Developmental disabilities are a group of conditions due to an impairment in physical, learning, language, or behavior areas. These conditions begin during the developmental period, may impact day-to-day functioning, and usually last throughout a person’s lifetime.1
Skills such as taking a first step, smiling for the first time, and waving “bye-bye” are called developmental milestones. Children reach milestones in how they play, learn, speak, behave, and move (for example, crawling and walking).
Children develop at their own pace, so it’s impossible to tell exactly when a child will learn a given skill. However, the developmental milestones give a general idea of the changes to expect as a child gets older.
As a parent, you know your child best. If your child is not meeting the milestones for his or her age, or if you think there could be a problem with your child’s development, talk with your child’s doctor or health care provider and share your concerns. Don’t wait.
If You’re Concerned
If your child is not meeting the milestones for his or her age, or you are concerned about your child’s development, talk with your child’s doctor and share your concerns. Don’t wait!
Developmental Monitoring and Screening
A child’s growth and development are followed through a partnership between parents and health care professionals. At each well-child visit, the doctor looks for developmental delays or problems and talks with the parents about any concerns the parents might have. This is called developmental monitoring.
Any problems noticed during developmental monitoring should be followed up with developmental screening. Developmental screening is a short test to tell if a child is learning basic skills when he or she should, or if there are delays.
If a child has a developmental delay, it is important to get help as soon as possible. Early identification and intervention can have a significant impact on a child’s ability to learn new skills, as well as reduce the need for costly interventions over time.
Causes and Risk Factors
Developmental disabilities begin anytime during the developmental period and usually last throughout a person’s lifetime. Most developmental disabilities begin before a baby is born, but some can happen after birth because of injury, infection, or other factors.
Most developmental disabilities are thought to be caused by a complex mix of factors. These factors include genetics; parental health and behaviors (such as smoking and drinking) during pregnancy; complications during birth; infections the mother might have during pregnancy or the baby might have very early in life; and exposure of the mother or child to high levels of environmental toxins, such as lead.
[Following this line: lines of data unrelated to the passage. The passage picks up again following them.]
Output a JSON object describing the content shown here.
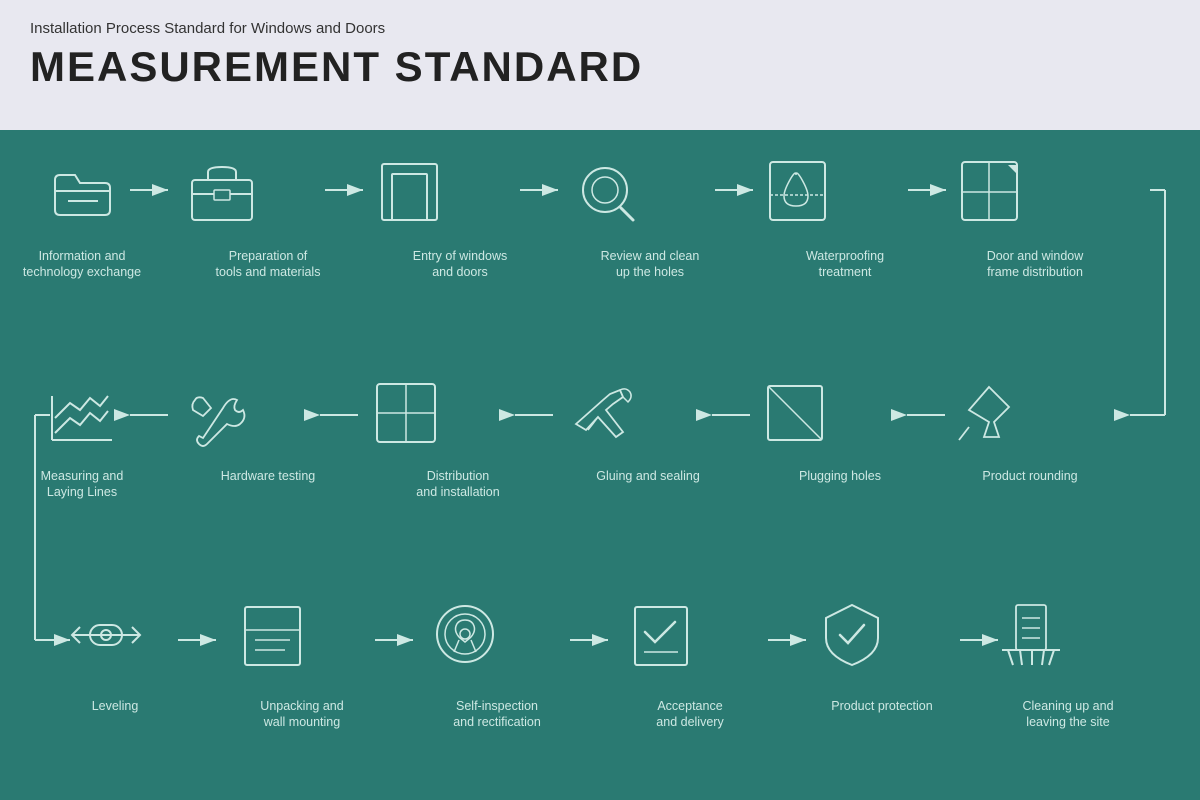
{
  "header": {
    "subtitle": "Installation Process Standard for Windows and Doors",
    "title": "MEASUREMENT STANDARD"
  },
  "steps": [
    {
      "id": "info",
      "label": "Information and technology exchange",
      "row": 1,
      "col": 1
    },
    {
      "id": "prep",
      "label": "Preparation of tools and materials",
      "row": 1,
      "col": 2
    },
    {
      "id": "entry",
      "label": "Entry of windows and doors",
      "row": 1,
      "col": 3
    },
    {
      "id": "review",
      "label": "Review and clean up the holes",
      "row": 1,
      "col": 4
    },
    {
      "id": "waterproof",
      "label": "Waterproofing treatment",
      "row": 1,
      "col": 5
    },
    {
      "id": "frame",
      "label": "Door and window frame distribution",
      "row": 1,
      "col": 6
    },
    {
      "id": "product-round",
      "label": "Product rounding",
      "row": 2,
      "col": 6
    },
    {
      "id": "plug",
      "label": "Plugging holes",
      "row": 2,
      "col": 5
    },
    {
      "id": "glue",
      "label": "Gluing and sealing",
      "row": 2,
      "col": 4
    },
    {
      "id": "distrib",
      "label": "Distribution and installation",
      "row": 2,
      "col": 3
    },
    {
      "id": "hardware",
      "label": "Hardware testing",
      "row": 2,
      "col": 2
    },
    {
      "id": "measure",
      "label": "Measuring and Laying Lines",
      "row": 2,
      "col": 1
    },
    {
      "id": "level",
      "label": "Leveling",
      "row": 3,
      "col": 1
    },
    {
      "id": "unpack",
      "label": "Unpacking and wall mounting",
      "row": 3,
      "col": 2
    },
    {
      "id": "self-inspect",
      "label": "Self-inspection and rectification",
      "row": 3,
      "col": 3
    },
    {
      "id": "accept",
      "label": "Acceptance and delivery",
      "row": 3,
      "col": 4
    },
    {
      "id": "protect",
      "label": "Product protection",
      "row": 3,
      "col": 5
    },
    {
      "id": "clean",
      "label": "Cleaning up and leaving the site",
      "row": 3,
      "col": 6
    }
  ],
  "colors": {
    "background": "#2a7a72",
    "header_bg": "#e8e8f0",
    "icon_stroke": "#cde8e3",
    "text": "#cde8e3"
  }
}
For some developmental disabilities, such as fetal alcohol syndrome, which is caused by drinking alcohol during pregnancy, we know the cause. But for most, we don’t.
Following are some examples of what we know about specific developmental disabilities:
- At least 25% of hearing loss among babies is due to maternal infections during pregnancy, such as cytomegalovirus (CMV) infection; complications after birth; and head trauma.
- Some of the most common known causes of intellectual disability include fetal alcohol syndrome; genetic and chromosomal conditions, such as Down syndrome and fragile X syndrome; and certain infections during pregnancy, such as .
- Children who have a sibling are at a higher risk of also having an autism spectrum disorder.
- Low birthweight, premature birth, multiple birth, and infections during pregnancy are associated with an increased risk for many developmental disabilities.
- Untreated newborn jaundice (high levels of bilirubin in the blood during the first few days after birth) can cause a type of brain damage known as kernicterus. Children with kernicterus are more likely to have cerebral palsy, hearing and vision problems, and problems with their teeth. Early detection and treatment of newborn jaundice can prevent kernicterus.
The Study to Explore Early Development (SEED) is a multiyear study funded by CDC. It is currently the largest study in the United States to help identify factors that may put children at risk for autism spectrum disorders and other developmental disabilities.
Who Is Affected
Developmental disabilities occur among all racial, ethnic, and socioeconomic groups. Recent estimates in the United States show that about one in six, or about 15%, of children aged 3 through 17 years have a one or more developmental disabilities, such as:
- autism spectrum disorder,
- cerebral palsy,
- hearing loss,
- intellectual disability,
- learning disability,
- vision impairment,
- and other developmental delays.2
For over a decade, CDC’s Autism and Developmental Disabilities Monitoring (ADDM) Network has been tracking the number and characteristics of children with autism spectrum disorder, cerebral palsy, and intellectual disability in several diverse communities throughout the United States.
Living With a Developmental Disability
Children and adults with disabilities need health care and health programs for the same reasons anyone else does—to stay well, active, and a part of the community.
Having a disability does not mean a person is not healthy or that he or she cannot be healthy. Being healthy means the same thing for all of us—getting and staying well so we can lead full, active lives. That includes having the tools and information to make healthy choices and knowing how to prevent illness. Some health conditions, such as asthma, gastrointestinal symptoms, eczema and skin allergies, and migraine headaches, have been found to be more common among children with developmental disabilities. Thus, it is especially important for children with developmental disabilities to see a health care provider regularly.
CDC does not study education or treatment programs for people with developmental disabilities, nor does it provide direct services to people with developmental disabilities or to their families. However, CDC has put together a list of resources for people affected by developmental disabilities.